The Channing family arrived in Huron county when William was 16, and their first farm in Greenfield township would have only been a few miles south of the Callin farm in Peru township. I imagine that to an Ohio farm boy, this girl from England must have seemed exotic and well-traveled; though the families seem to have been devout and humble people as a rule. It's hard to say how many years they knew each other, but even after the Channings moved to Richmond township, they weren't far away - just on the far side of Chicago Junction2. We can certainly imagine social events and holidays when the young couple might have met in town, or at church functions.
William married Ellen Channing on 8 March 1860 in Sandusky, and they started a home next door to his parents. William registered for the draft in 1863, but being married probably reduced his chances of being selected.
By the time of the 1870 Census, William and Ellen were living in Richmond township, with their three small daughters, Lillian Florence (1861 – 1936), Anna (1865 – 1908), and Lydia Minerva Callin (1869 – 1943). These sisters were all still at home in 1880, when their littlest sister, Grace M (1880 – 1978) came along. We'll talk about each of their families over the next few weeks.
William's farm was one of those selected for the 1880 non-population schedule of the Census, which means we get a rare glimpse at some of the details of his farm's activity. In that year, he cultivated one 333 acre field, and kept 10 acres of woodland on his property. The property itself, including the buildings, equipment, and $250 of livestock was valued at about $2,400. William paid out $20 in wages for 4 weeks of labor in 1879, and estimated his farm's total production that year at $410. He kept 2 horses, 3 "milch cows", 1 "other" (neither a milk cow or a "working ox"), about 5 sheep, 7 swine, and 25 chickens. The farm produced 300 pounds of butter, 5 fleeces (for 25 pounds of wool), and 80 eggs; there were 2 calves born, and 8 lambs. William planted 4 acres of "Indian corn" and harvested 160 bushels; 5 acres of oats for 180 bushels; and 7 acres of wheat for 140 bushels. A quarter acre of potatoes produced 25 bushels, and one acre with 20 apple trees produced a bushel of apples. His 10 acres of woodland produced 10 cords of firewood, valued at $10.

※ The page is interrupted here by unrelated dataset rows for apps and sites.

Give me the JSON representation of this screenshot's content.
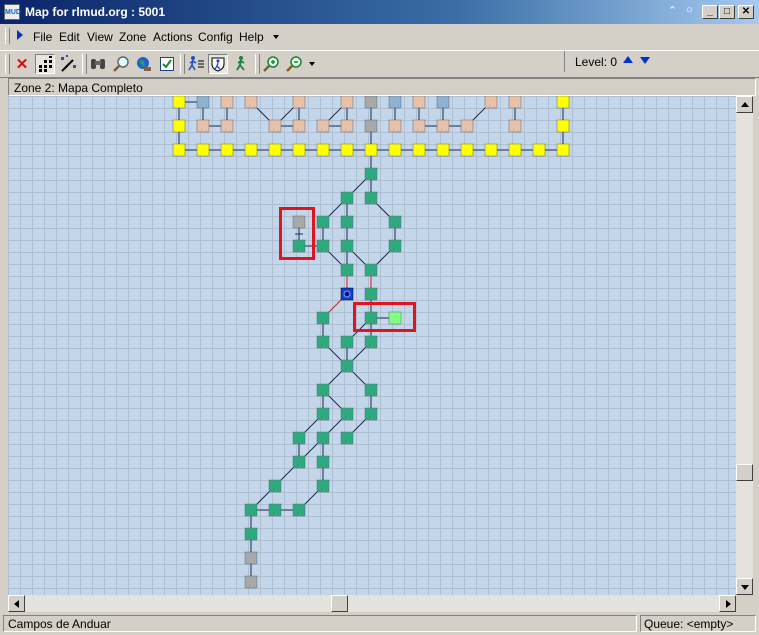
{
  "window": {
    "title": "Map for rlmud.org : 5001",
    "app_icon_text": "MUD"
  },
  "menu": {
    "items": [
      "File",
      "Edit",
      "View",
      "Zone",
      "Actions",
      "Config",
      "Help"
    ],
    "level_label": "Level: 0"
  },
  "toolbar": {
    "tools": [
      "delete-icon",
      "grid-icon",
      "magic-wand-icon",
      "binoculars-icon",
      "magnifier-icon",
      "globe-icon",
      "checkbox-icon",
      "walker-list-icon",
      "shield-walker-icon",
      "walker-icon",
      "zoom-in-icon",
      "zoom-out-icon"
    ]
  },
  "zone": {
    "title": "Zone 2: Mapa Completo"
  },
  "status": {
    "location": "Campos de Anduar",
    "queue": "Queue: <empty>"
  },
  "colors": {
    "room_green": "#2eaa7e",
    "room_yellow": "#ffff00",
    "room_tan": "#e8c0a8",
    "room_gray": "#a8a8a8",
    "room_blue": "#90b0d0",
    "room_lightgreen": "#80ff80",
    "current_room": "#1040d0",
    "highlight": "#e0141e"
  }
}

In 1884, Joseph and Charlotte sold the family farm to their son, William G. Channing, and moved to Norwalk until the following fall, when they moved back to Chicago Junction2, where Joseph died on 5 December 1889. Charlotte spent two years in Chicago Junction before moving in with her daughter, Mrs. Lydia Lloyd, and the with Ellen and William Callin.
|Ellen C. Callin|
|William H Callin|
The 1910 Census shows William Channing's household just a few lines down the page from William and Ellen Callin, which indicates how close the family farms probably were to each other.
William and Ellen seem to have lived out their days on their farm, Ellen passing in May 1916 at 78 years of age, and William in November 1919 at 85. If there are obituaries or records of their deaths beyond their grave markers, I have not found them. This would seem to indicate what kind of modest people they were. They led a simple life by modern standards, raised a close family, and as we'll see in coming weeks, they left their legacy behind in their children.
1 - Mary Gommer remained in England when her father emigrated; she was most likely married to Mr. Gommer by that time.
2 - Chicago, and later Chicago Junction, was often confused for Chicago , Illinois by train passengers, and in 1917 the name of the town was changed to Willard.
3 - The entry is hard to read; it looks like the enumerator wrote "43", then wrote over the "4" with a "3".
Photos posted with permission of Ancestry user meganoneill10.